(l) Graf's interpretation of the regulations, that the extension was "automatic" and did not have to be requested by the nursing facilities, was incorrect and thus the Commissioner should find the audits were untimely, and (2) even if the extension was automatic, the Commissioner should find the time period for commencing the audits "on site" had passed and she should thus stay the audits. Appellants requested the Commissioner "immediately enter a decision providing that these appeals filed on May 17, 2010 be certified for a Level II hearing by [DHSS] before the [OAL] concerning the matter of a Clinical Acuity Audit by [the auditor] on behalf of [DHSS]." He further requested the Commissioner "stay [DHSS'] determination, or its failure to initiate the audits within the proper timeframe[,]" concluding:
In light of the importance of this issue to the facilities, if we do not hear from you in response to this request for a stay by the close of business on Friday, June 25, 2010, we will deem you have to have denied our request for a stay and will seek judicial intervention in order to pursue that relief. In the meantime, thank you for your prompt attention to our request.
The Commissioner did not respond nor issue a final order or decision. On July 14, 2010, appellants filed an appeal from a "State Agency decision entered on June 25, 2010." The case information statement reflected that the appeal was commenced because no response was received from the DHSS Commissioner within the allotted time provided in appellants' June 18, 2010 letter. The enumerated issues to be raised on appeal were an interpretation of the regulatory three-year period for audits, whether the agency was permitted to grant blanket extensions to regulations, and an assessment of the facts. Appellants' brief similarly argued the audits were untimely and unlawful, and DHSS' justification of suspected fraudulent activity on the part of appellants was improper.

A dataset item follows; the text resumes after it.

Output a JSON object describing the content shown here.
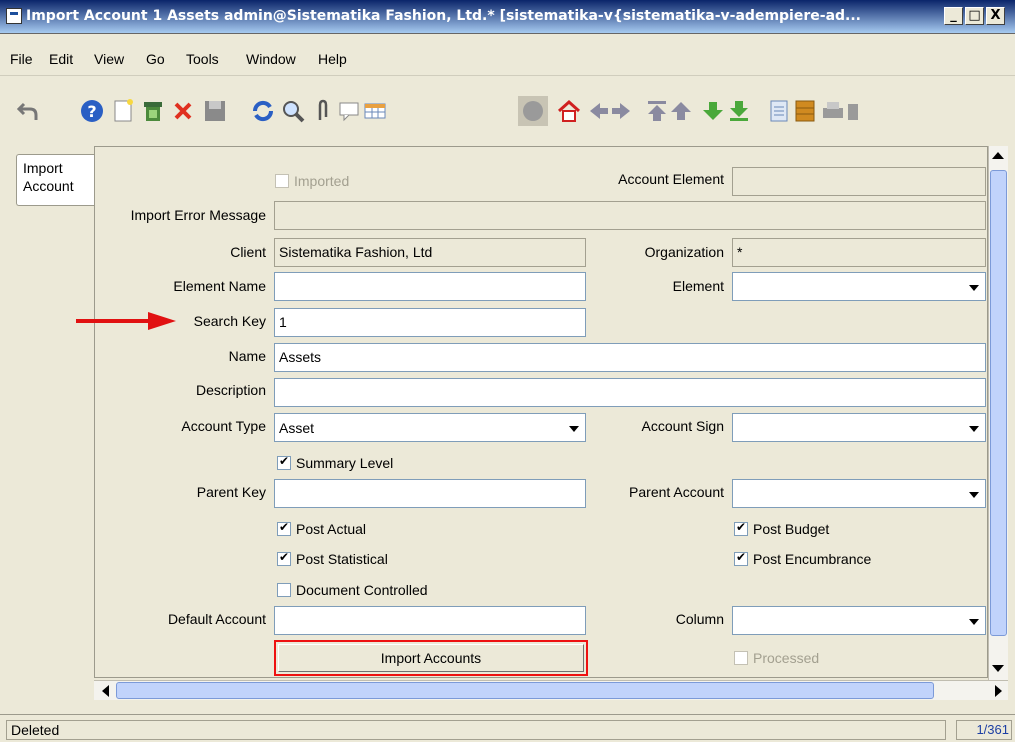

On August 23, 2010, Ruth Charbonneau, Director of DHSS' Office of Legal and Regulatory Affairs, notified appellants' attorney in writing that the agency initiated the audits within three years of the extended due date, and regardless of the due date, DHSS had "good cause" for waiving the limitation. She additionally advised that pursuant to N.J.A.C. 8:85-4.1(c), a nursing facility may request a hearing before the OAL regarding this waiver by DHSS within 20 days of receipt of the letter. Appellants made no request for a hearing before the OAL. Instead, they proceeded with the current appeal.
Under New Jersey Court Rules, appeals may be taken to the Appellate Division "to review final decisions or actions of any state administrative agency or officer[.]" R. 2:2-3(a)(2). Appellate review is not permitted "so long as there is available a right of review before any administrative agency or officer, unless the interest of justice requires otherwise[.]" R. 2:2-3(a)(2). Appellate courts do not render advisory opinions or function in the abstract. N.J. Civil Serv. Ass'n v. State, 88 N.J. 605, 612 (1982). Therefore, ordinarily, an appellant needs to exhaust his or her administrative remedies before seeking appellate review, unless it is in the interest of justice to allow the appeal to proceed. Borough of Matawan v. Monmouth Cnty. Bd. of Taxation, 51 N.J. 291, 296 (1968).
The principal aim in avoiding premature review of administrative determinations is to keep the court from "becoming entangled in abstract disagreements over administrative policies, and also to refrain from judicial interference until an administrative decision has been formed and its effects felt in a concrete ...